    and ground, but the industry is not going that direction due to their
    cost-driven basis (pins cost real money and power routing might add
    another layer of metal to the part).

    WL This is the latency for write data to actually get into the DRAM
    storage cell and allow that bank to enter a precharge state. You
    really do not want the data only to get to the sense amp and then de-
    select a bank, because it is unclear if the data has made it to the
    DRAM cell or not.

    Mitch

    Many thanks for such a clear response. We all got educated.
     
    Mellowed, Jan 14, 2008
    #3
  4. pg

    daytripper Guest

    Almost all ;-)

    "Re-establishing" read data back into the array actually happens at the end of
    the read operation, not the beginning or middle of the read. This also marks
    the beginning of the "pre-charge" duration that follows the end of the read
    operation, similar to what happens when a write is committed to the array...

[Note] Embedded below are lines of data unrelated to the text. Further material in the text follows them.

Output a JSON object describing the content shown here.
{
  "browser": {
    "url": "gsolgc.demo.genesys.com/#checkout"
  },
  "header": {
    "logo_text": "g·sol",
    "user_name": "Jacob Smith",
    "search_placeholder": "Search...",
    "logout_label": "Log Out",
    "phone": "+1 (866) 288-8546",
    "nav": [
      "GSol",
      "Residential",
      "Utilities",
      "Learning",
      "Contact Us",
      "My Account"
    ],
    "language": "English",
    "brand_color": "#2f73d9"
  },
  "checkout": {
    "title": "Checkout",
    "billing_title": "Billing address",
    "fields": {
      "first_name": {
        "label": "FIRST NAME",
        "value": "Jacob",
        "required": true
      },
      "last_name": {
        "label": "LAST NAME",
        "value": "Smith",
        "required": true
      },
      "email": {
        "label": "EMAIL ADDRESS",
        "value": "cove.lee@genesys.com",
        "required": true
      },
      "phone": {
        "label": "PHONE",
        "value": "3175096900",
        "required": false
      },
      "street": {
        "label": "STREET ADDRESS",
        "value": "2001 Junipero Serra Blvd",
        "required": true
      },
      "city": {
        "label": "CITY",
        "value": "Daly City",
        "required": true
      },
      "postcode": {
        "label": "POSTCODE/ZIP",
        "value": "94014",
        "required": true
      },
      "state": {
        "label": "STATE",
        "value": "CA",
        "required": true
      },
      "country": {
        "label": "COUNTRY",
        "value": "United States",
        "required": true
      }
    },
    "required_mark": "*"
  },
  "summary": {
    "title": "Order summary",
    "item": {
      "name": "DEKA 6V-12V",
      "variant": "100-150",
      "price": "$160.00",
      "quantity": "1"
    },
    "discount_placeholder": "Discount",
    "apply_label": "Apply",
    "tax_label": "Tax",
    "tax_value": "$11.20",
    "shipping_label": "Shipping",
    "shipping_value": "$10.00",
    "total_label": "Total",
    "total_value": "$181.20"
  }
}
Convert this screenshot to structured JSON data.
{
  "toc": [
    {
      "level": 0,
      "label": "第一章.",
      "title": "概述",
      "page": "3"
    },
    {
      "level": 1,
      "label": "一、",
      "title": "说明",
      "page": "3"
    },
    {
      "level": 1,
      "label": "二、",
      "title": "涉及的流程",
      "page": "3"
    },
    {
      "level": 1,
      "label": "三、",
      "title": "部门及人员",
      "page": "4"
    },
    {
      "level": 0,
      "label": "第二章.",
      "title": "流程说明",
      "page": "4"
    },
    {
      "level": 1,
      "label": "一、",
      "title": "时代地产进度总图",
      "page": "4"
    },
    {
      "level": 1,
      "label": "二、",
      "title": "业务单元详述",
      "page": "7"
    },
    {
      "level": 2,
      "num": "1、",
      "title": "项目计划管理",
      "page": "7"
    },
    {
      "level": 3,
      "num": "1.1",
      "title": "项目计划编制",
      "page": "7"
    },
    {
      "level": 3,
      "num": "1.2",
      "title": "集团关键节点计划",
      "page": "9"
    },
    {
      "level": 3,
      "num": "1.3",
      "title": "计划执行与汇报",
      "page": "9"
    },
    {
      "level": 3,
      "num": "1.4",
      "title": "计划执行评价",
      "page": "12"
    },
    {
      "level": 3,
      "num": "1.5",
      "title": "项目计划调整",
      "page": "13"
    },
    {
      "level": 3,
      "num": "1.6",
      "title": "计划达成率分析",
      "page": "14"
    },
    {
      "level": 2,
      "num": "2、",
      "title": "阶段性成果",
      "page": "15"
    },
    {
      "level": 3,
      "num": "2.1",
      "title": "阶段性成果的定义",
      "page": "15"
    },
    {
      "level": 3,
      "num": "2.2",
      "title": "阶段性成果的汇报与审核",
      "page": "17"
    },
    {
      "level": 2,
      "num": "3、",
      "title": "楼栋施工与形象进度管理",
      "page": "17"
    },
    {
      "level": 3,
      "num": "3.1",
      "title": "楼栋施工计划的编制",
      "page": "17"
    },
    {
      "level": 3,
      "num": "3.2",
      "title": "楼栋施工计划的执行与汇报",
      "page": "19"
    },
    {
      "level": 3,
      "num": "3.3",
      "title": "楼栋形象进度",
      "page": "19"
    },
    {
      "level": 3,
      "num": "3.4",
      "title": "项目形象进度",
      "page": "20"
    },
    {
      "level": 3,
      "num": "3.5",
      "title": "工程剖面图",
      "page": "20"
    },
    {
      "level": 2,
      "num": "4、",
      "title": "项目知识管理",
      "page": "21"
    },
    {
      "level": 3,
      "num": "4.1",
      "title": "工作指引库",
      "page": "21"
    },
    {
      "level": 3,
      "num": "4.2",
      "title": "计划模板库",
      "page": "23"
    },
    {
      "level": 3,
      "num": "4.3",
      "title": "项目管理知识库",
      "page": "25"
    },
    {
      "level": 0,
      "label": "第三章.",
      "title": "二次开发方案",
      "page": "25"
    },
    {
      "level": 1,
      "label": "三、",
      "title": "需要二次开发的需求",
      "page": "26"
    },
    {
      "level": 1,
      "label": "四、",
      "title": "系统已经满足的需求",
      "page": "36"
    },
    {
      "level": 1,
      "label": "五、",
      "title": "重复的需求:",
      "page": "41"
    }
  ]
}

    Cheers

    /daytripper
     
    daytripper, Jan 14, 2008
    #4
    1. Advertisements

Ask a Question

Want to reply to this thread or ask your own question?

You'll need to choose a username for the site, which only take a couple of moments (here). After that, you can post your question and our members will help you out.